§ **Exercise instructions**: The required output is the exact run of lines from the one that contains "Read all visible content and emit it as JSON." to the end of the data, with every picture left out.

[[ Provided information, beginning ]]

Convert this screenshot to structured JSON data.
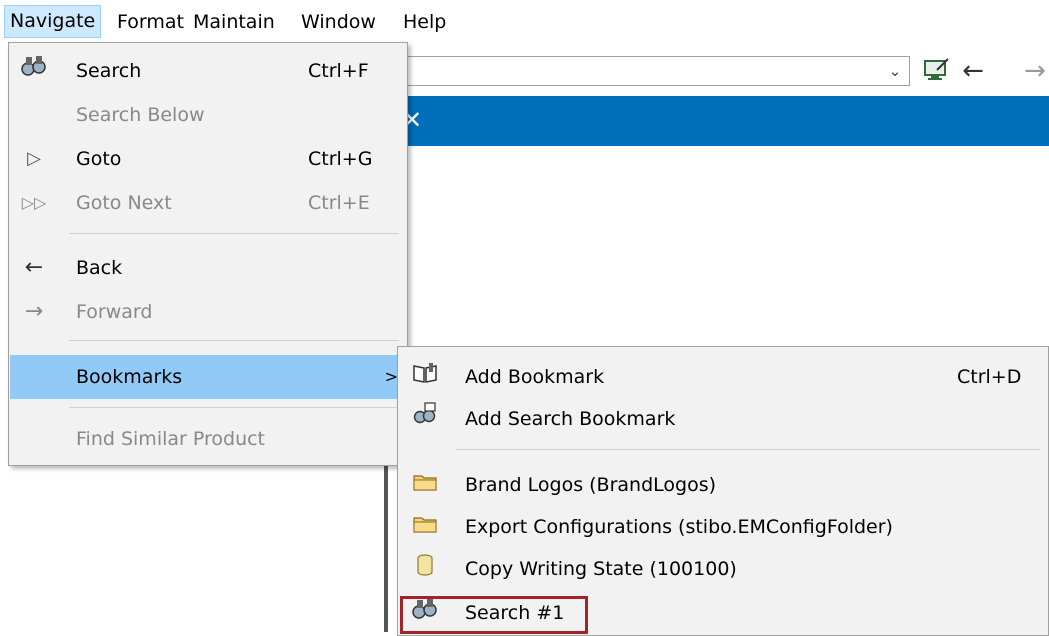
{
  "menubar": {
    "items": [
      "Navigate",
      "Format",
      "Maintain",
      "Window",
      "Help"
    ]
  },
  "toolbar": {
    "combo_arrow": "⌄",
    "icons": [
      "screen-edit-icon",
      "back-arrow-icon",
      "forward-arrow-icon"
    ]
  },
  "navigate_menu": {
    "items": [
      {
        "label": "Search",
        "shortcut": "Ctrl+F",
        "icon": "search-binoculars-icon",
        "enabled": true
      },
      {
        "label": "Search Below",
        "shortcut": "",
        "icon": "",
        "enabled": false
      },
      {
        "label": "Goto",
        "shortcut": "Ctrl+G",
        "icon": "play-triangle-icon",
        "enabled": true
      },
      {
        "label": "Goto Next",
        "shortcut": "Ctrl+E",
        "icon": "double-triangle-icon",
        "enabled": false
      },
      {
        "label": "Back",
        "shortcut": "",
        "icon": "back-arrow-icon",
        "enabled": true
      },
      {
        "label": "Forward",
        "shortcut": "",
        "icon": "forward-arrow-icon",
        "enabled": false
      },
      {
        "label": "Bookmarks",
        "shortcut": "",
        "icon": "",
        "enabled": true,
        "highlighted": true,
        "submenu_arrow": ">"
      },
      {
        "label": "Find Similar Product",
        "shortcut": "",
        "icon": "",
        "enabled": false
      }
    ]
  },
  "bookmarks_menu": {
    "items": [
      {
        "label": "Add Bookmark",
        "shortcut": "Ctrl+D",
        "icon": "open-book-icon"
      },
      {
        "label": "Add Search Bookmark",
        "shortcut": "",
        "icon": "search-bookmark-icon"
      },
      {
        "label": "Brand Logos (BrandLogos)",
        "shortcut": "",
        "icon": "folder-icon"
      },
      {
        "label": "Export Configurations (stibo.EMConfigFolder)",
        "shortcut": "",
        "icon": "folder-icon"
      },
      {
        "label": "Copy Writing State (100100)",
        "shortcut": "",
        "icon": "database-icon"
      },
      {
        "label": "Search #1",
        "shortcut": "",
        "icon": "search-binoculars-icon",
        "highlighted_box": true
      }
    ]
  },
  "colors": {
    "menu_bg": "#f2f2f2",
    "highlight": "#91c9f7",
    "band": "#006ebb",
    "selection_box": "#a3232b"
  }
}
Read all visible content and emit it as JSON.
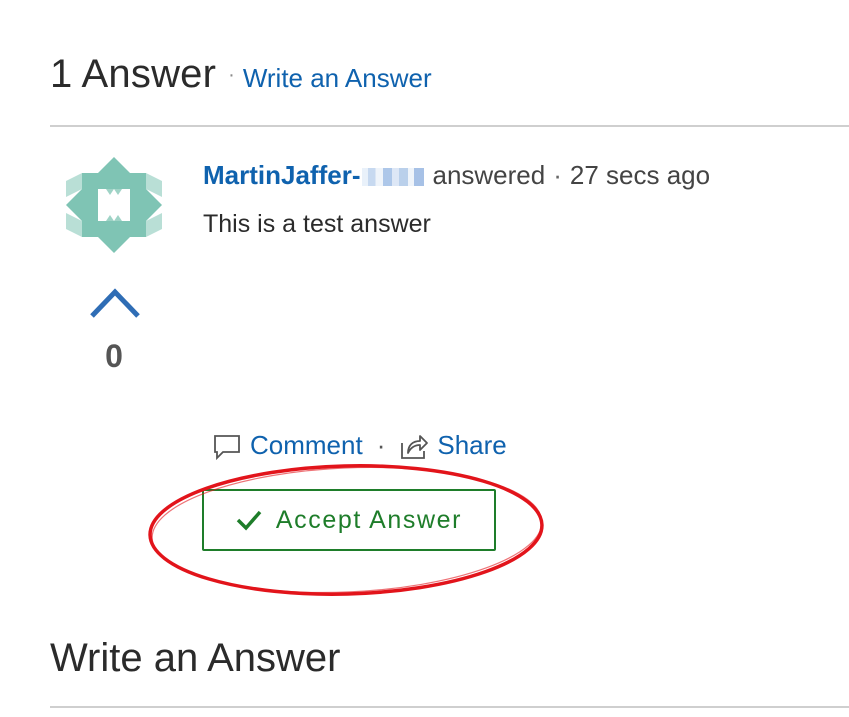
{
  "answers_header": {
    "count_label": "1 Answer",
    "separator": "·",
    "write_link": "Write an Answer"
  },
  "answer": {
    "avatar_icon": "identicon-avatar",
    "vote_count": "0",
    "author": "MartinJaffer-",
    "answered_label": "answered",
    "time_separator": "·",
    "time_ago": "27 secs ago",
    "body": "This is a test answer",
    "actions": {
      "comment_label": "Comment",
      "separator": "·",
      "share_label": "Share"
    },
    "accept_button_label": "Accept Answer"
  },
  "write_section": {
    "title": "Write an Answer"
  },
  "colors": {
    "link_blue": "#0f62ae",
    "accept_green": "#1e7d2a",
    "highlight_red": "#e2141b",
    "avatar_teal": "#7fc4b4"
  }
}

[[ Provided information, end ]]

§ **Task response**:
Read all visible content and emit it as JSON.
{
  "answers_header": {
    "count_label": "1 Answer",
    "separator": "·",
    "write_link": "Write an Answer"
  },
  "answer": {
    "avatar_icon": "identicon-avatar",
    "vote_count": "0",
    "author": "MartinJaffer-",
    "answered_label": "answered",
    "time_separator": "·",
    "time_ago": "27 secs ago",
    "body": "This is a test answer",
    "actions": {
      "comment_label": "Comment",
      "separator": "·",
      "share_label": "Share"
    },
    "accept_button_label": "Accept Answer"
  },
  "write_section": {
    "title": "Write an Answer"
  },
  "colors": {
    "link_blue": "#0f62ae",
    "accept_green": "#1e7d2a",
    "highlight_red": "#e2141b",
    "avatar_teal": "#7fc4b4"
  }
}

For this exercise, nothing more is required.